The Internal Revenue Service unexpectedly issued guidance Monday on procedures for appealing adverse rulings on audits involving tax-advantaged bonds.
Bond attorneys said the new rules fill in some holes because the IRS previously only had a process for tax-exempt bonds.
Revenue Procedure 2021-10 will be published in the Internal Revenue Bulletin dated Jan 25.
Carol Lew, a shareholder at Stradling Yocca Carlson & Rauth in Newport Beach California, described the announcement as “an improvement to the system.”
“What’s helpful about this is clarity,” said Lew. “It’s the IRS catching up in its procedures for other types of tax advantaged bonds right down to not having to pay a user fee. There are competing resources with the IRS, especially right now with COVID and usually huge stacks that need to get out for all areas of the tax law.”
Bond attorney Perry Israel of Sacramento, California, said the new revenue procedure “is pretty much like RP 2006-40, but expanded to include other tax-advantaged bonds and rebate appeals.”
The 2006 revenue procedure only pertained appeals involving tax-exempt bonds and predated legislation that has been enacted by Congress since then creating other types of tax-advantaged bonds such as Build America Bonds and New Clean Renewable Energy Bonds (New CREBs).
“It’s good to have the appeals process available for other tax-advantaged bonds,” Israel said in an email. “It’s interesting that they’ve dropped the discussion that was in Section 5 of RP 2006-40 that relates to how appeals issues are resolved, but it may be that that has been dealt with elsewhere.”

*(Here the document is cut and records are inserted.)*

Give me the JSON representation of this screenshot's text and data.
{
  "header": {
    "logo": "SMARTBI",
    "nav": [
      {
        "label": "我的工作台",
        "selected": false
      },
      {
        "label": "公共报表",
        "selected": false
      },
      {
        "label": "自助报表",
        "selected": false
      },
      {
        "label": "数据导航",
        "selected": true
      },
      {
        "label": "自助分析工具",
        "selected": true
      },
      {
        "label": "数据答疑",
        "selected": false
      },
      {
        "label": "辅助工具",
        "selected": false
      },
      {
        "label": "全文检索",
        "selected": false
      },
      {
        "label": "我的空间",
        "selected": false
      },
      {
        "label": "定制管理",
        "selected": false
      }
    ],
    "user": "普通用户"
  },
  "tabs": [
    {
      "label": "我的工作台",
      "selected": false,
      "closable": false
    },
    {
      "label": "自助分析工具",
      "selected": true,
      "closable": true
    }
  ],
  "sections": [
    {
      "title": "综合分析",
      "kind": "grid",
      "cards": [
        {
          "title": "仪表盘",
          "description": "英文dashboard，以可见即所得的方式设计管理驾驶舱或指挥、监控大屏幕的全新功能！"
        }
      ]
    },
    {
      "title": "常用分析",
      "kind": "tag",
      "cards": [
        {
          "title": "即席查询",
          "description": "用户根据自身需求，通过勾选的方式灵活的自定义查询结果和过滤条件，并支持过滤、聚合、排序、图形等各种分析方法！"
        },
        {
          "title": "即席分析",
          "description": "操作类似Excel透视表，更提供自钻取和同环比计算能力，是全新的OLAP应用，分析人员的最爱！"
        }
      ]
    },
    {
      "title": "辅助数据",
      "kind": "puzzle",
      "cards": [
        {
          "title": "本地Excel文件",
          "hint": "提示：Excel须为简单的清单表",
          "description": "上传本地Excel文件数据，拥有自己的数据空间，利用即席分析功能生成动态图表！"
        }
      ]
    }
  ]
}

The new revenue procedure has not been on the immediate radar of the National Association of Bond Lawyers, which instead has focused recently on regulatory relief relating to issues that have arisen in connection with the COVID-19 pandemic.
Lew, who is a former president of NABL, said that appeals involving tax examinations of tax-advantaged bonds have, until now, been covered by the Internal Revenue Manual.
“They really needed a revenue procedure to address tax advantaged bonds also,” she said. “So it is significant because it’s helpful to have a clear IRS procedure about how you got about initiating an appeal and how you go about it. That’s what this does not only for tax exempt bonds but also tax-advantaged bonds.”
“The Internal Revenue Manual is great for providing information but it doesn’t take the place of a revenue procedure which is something taxpayers can rely upon,” she added.
Lew said she doesn’t think the new procedure might mean more appeals will be filed. “For a tax exempt bond there’s a big stick,” she said. “If you appeal, they get other information about who the bond holders are and can contact bondholders. So that’s a tremendous incentive sometimes not to appeal.”
For a tax-advantaged bond, which is taxable, the issuer gets payment and an appeal is more likely to be pursued.